#### Sample Output

`L`

#### Scoring

It is known (Rokicki *et al*., 2010) that the exact upper bound on the
number of moves required to solve any legal configuration of the Rubik's
cube is . However, this requires impractical computer resources. A
gentler solution method using A* gives solutions within moves within
a reasonable length of time on a desktop computer. Now, of the test
cases, some can be solved within a small number of moves, and the
minimum number required is known; others were randomly-generated, and
this is why any solution will be accepted. Thus, your score, a number
between and inclusive, will be calculated as , where is
the number of moves used by your solution. For the easier cases, is
the minimum number of moves required; for the harder cases, is ,
although if you get more than , your score is adjusted to .

## Comments

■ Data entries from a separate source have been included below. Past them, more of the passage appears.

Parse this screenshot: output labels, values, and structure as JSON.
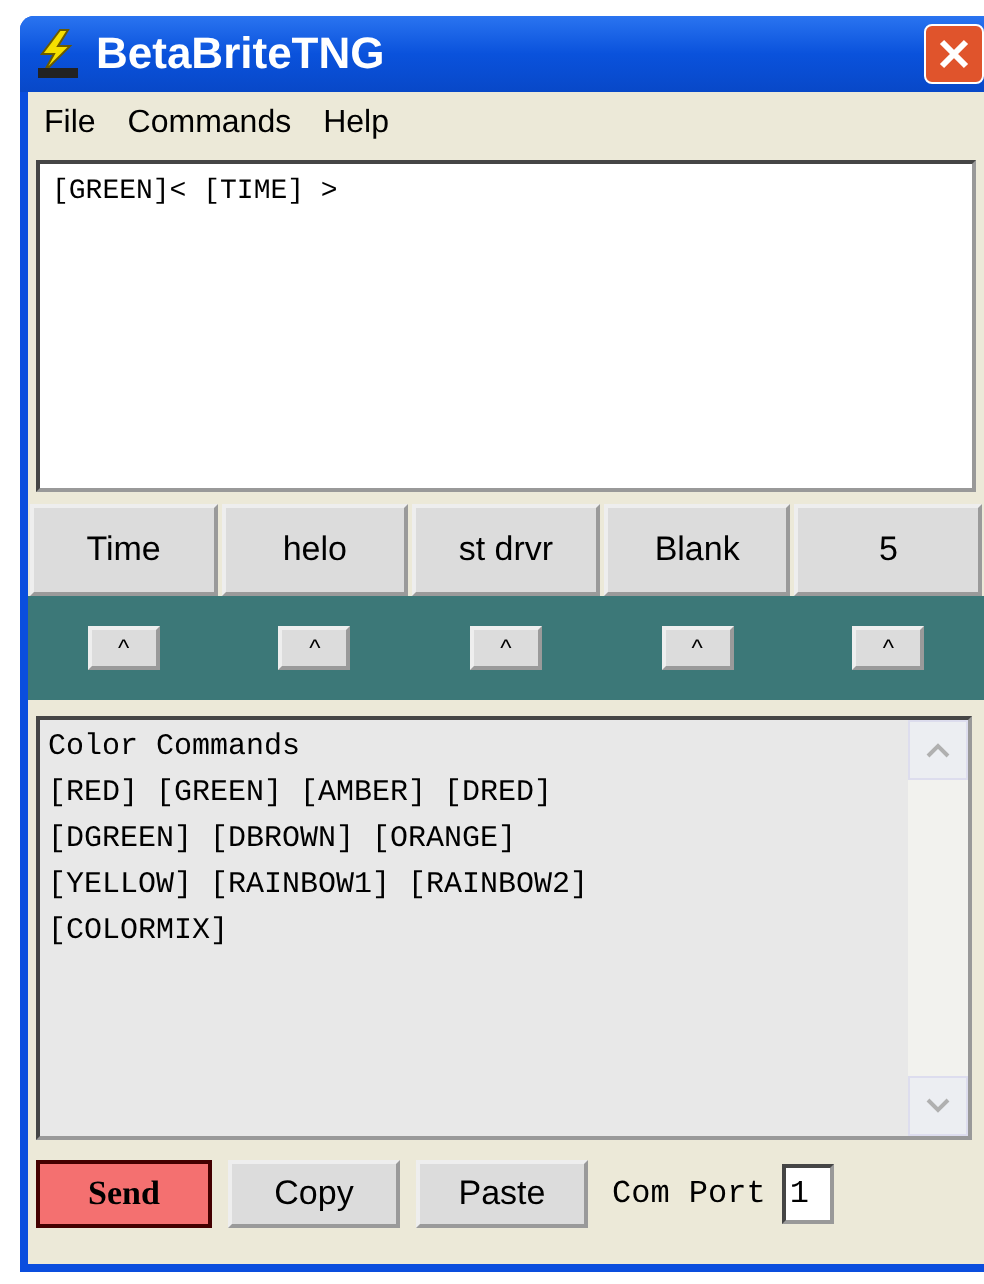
{
  "window": {
    "title": "BetaBriteTNG"
  },
  "menu": [
    "File",
    "Commands",
    "Help"
  ],
  "editor": {
    "value": "[GREEN]< [TIME] >"
  },
  "macro_buttons": [
    {
      "label": "Time",
      "arrow": "^"
    },
    {
      "label": "helo",
      "arrow": "^"
    },
    {
      "label": "st drvr",
      "arrow": "^"
    },
    {
      "label": "Blank",
      "arrow": "^"
    },
    {
      "label": "5",
      "arrow": "^"
    }
  ],
  "help_text": {
    "lines": [
      "Color Commands",
      "[RED] [GREEN] [AMBER] [DRED]",
      "[DGREEN] [DBROWN] [ORANGE]",
      "[YELLOW] [RAINBOW1] [RAINBOW2]",
      "[COLORMIX]"
    ]
  },
  "bottom_bar": {
    "buttons": [
      {
        "label": "Send",
        "kind": "primary"
      },
      {
        "label": "Copy",
        "kind": "normal"
      },
      {
        "label": "Paste",
        "kind": "normal"
      }
    ],
    "com_port_label": "Com Port",
    "com_port_value": "1"
  }
}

For faces that are not the front face, what are "clockwise" and "counterclockwise" relative to?

As one would expect by convention, the normal vector.

which normal vector

The time limit....

The AC solution takes 0.021s worst case.